Written by Kara S. Anderson
My kids and I recently decided to have an impromptu Bob Ross Day.
We had been watching a lot of Bob Ross on Netflix, because it is calming and peaceful, and sidenote: if you are a person with insomnia, it will put you to sleep faster than warm milk and a Benedryl.
But it’s also super satisfying. In 30 minutes, Bob finishes an entire painting. And he makes it look easy.
“We need to do that,” we decided one day at Michaels, because there was a sale and we had coupons and sometimes, you just get really excited about something.
I happen to think that joy and delight are two very necessary ingredients in homeschooling, and before you think I am just talking about delighting your children constantly like a circus performer, tossing out candy and singing the state capitals at them, I am talking about your own joy and delight too.
“Never fill your schedule too full that there isn’t room for a little joy and delight,” I said recently on Instagram, surprising myself.
But here’s the thing – joy and delight aren’t easy for every homeschool mom. And how much is too much?
Let’s chat about that:
A joy and delight how-to
If joy and delight don’t come easily to you, I get it. As homeschool moms, we have a LOT to do every day. It’s hard to make room for fun when the dog just vomited on a library book (true story – it was a picture book about platypuses) and the toddler is eating crayons.
But here’s the thing about joy and delight – they sneak up on you. You’ll be reading a book together where the characters eat ice cream and all of a sudden …
“Mama, can we get ice cream?” your child will ask, and you’ll think – no – we need to finish this chapter.
Or no – it will ruin your dinner.
But what if you say yes?
What if you put down the book and said, “absolutely”?
It might be hard at first to pull yourself away from a “should.” You might be worried about “falling behind,” if you let kids explore an interest instead of staying on track.
And if you are a rule-follower at heart, it might be hard to let go enough to let yourself break the rules.
But these moments make the best memories!
And what is the worst that can happen? Someone doesn’t finish their dinner that night? It takes you an extra day to complete a book?
These things are not a big deal when we look at the big picture.
How much joy is too much?
But maybe you are more like me, and you are quick to abandon the plan, and love nothing more than throwing down the books and heading to get donuts.

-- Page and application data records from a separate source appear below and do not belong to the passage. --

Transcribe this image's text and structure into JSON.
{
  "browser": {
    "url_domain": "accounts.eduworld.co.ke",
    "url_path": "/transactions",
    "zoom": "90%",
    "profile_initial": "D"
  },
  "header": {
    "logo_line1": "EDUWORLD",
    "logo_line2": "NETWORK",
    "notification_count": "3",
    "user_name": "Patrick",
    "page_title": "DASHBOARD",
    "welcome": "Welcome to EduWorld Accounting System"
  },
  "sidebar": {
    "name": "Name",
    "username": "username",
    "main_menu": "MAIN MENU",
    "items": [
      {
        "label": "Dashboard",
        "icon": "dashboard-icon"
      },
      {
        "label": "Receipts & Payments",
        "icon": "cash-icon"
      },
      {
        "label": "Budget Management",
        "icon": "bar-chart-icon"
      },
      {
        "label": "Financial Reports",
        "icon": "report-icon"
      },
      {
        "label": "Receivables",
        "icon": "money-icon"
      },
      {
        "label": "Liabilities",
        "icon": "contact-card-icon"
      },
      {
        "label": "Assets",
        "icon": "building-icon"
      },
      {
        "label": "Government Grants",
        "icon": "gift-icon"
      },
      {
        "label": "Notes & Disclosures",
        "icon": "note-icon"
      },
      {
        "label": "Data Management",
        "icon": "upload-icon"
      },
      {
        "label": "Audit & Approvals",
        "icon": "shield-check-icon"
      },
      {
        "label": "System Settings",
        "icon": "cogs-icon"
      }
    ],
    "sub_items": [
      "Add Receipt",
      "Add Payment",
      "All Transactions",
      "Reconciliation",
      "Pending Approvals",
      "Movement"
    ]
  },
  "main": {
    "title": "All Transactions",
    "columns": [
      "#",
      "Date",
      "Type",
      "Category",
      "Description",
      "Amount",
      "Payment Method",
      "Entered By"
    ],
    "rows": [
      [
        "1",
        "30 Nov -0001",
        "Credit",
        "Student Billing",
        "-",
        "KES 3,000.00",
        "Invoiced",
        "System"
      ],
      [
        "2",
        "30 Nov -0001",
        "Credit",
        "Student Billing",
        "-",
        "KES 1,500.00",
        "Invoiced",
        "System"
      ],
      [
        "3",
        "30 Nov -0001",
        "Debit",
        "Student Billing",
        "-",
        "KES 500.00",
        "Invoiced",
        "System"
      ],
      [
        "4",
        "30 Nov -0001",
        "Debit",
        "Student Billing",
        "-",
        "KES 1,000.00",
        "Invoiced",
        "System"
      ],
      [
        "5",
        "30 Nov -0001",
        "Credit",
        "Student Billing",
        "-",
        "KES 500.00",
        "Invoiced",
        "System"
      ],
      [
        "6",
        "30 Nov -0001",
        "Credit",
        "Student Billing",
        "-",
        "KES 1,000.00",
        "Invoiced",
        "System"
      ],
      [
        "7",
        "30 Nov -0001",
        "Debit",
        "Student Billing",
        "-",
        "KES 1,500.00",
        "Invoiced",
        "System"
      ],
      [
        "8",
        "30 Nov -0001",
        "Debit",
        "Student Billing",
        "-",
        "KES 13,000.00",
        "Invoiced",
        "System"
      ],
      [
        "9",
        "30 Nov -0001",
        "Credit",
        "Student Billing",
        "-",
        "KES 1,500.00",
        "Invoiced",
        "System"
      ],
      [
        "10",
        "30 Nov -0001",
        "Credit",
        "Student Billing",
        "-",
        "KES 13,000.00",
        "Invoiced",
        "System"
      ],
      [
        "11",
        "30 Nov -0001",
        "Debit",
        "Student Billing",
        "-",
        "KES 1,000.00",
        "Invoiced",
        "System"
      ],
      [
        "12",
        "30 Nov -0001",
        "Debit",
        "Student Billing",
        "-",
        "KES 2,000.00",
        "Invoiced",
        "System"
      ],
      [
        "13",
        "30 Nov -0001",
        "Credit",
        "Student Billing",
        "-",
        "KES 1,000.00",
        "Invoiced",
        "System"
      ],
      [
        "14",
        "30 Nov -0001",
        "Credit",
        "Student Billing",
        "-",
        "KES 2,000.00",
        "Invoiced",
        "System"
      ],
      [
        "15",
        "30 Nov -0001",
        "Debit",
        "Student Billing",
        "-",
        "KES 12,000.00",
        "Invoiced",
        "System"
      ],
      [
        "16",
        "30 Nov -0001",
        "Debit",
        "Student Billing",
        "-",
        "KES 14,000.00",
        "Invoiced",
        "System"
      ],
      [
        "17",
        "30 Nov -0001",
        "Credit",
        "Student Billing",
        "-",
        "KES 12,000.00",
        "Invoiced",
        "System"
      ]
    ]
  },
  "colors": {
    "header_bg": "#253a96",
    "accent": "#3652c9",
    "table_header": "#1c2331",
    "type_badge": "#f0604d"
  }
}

How do we reign ourselves in and keep from raising hooligans who ignore rules and demand delicious fried treats every day?
I don’t know. But let me just say this:
I have enjoyed seat-of-my-pants, delight-driven parenting for 14 years now, and so far, I still like homeschooling and I really, really, really like my kids.
So I would say just comply with all state and local laws, and you’ll be fine.
Following your own joy
I said above that it’s important for you, as a homeschooling parent, to experience joy and delight too.
So how can you work that in when you are juggling All The Things?
One way I did it a few years ago was to explore history in a new way. I had been listening to a lot of history podcasts, and kept hearing about interesting things I hadn’t learned much (or anything) about in school.
So I collected all of them and created a unit study for us to do together. Everybody won – we still got to do history, plus I brought my excitement to the topic, which is a sure way to get things done.
Another way to make room for your own joy and delight is to teach your kids your hobbies.
My daughter and I both enjoy knitting. My son and I like watching documentaries.
So we do those things side-by-side, and then we talk – we ask each other questions, and we learn together.
If you want more joy and delight in your world, open yourself up to learning with your kids.
I think you’ll be amazed at how much fun you can have together, while still accomplishing a lot.
What has brought joy and delight to your homeschool recently?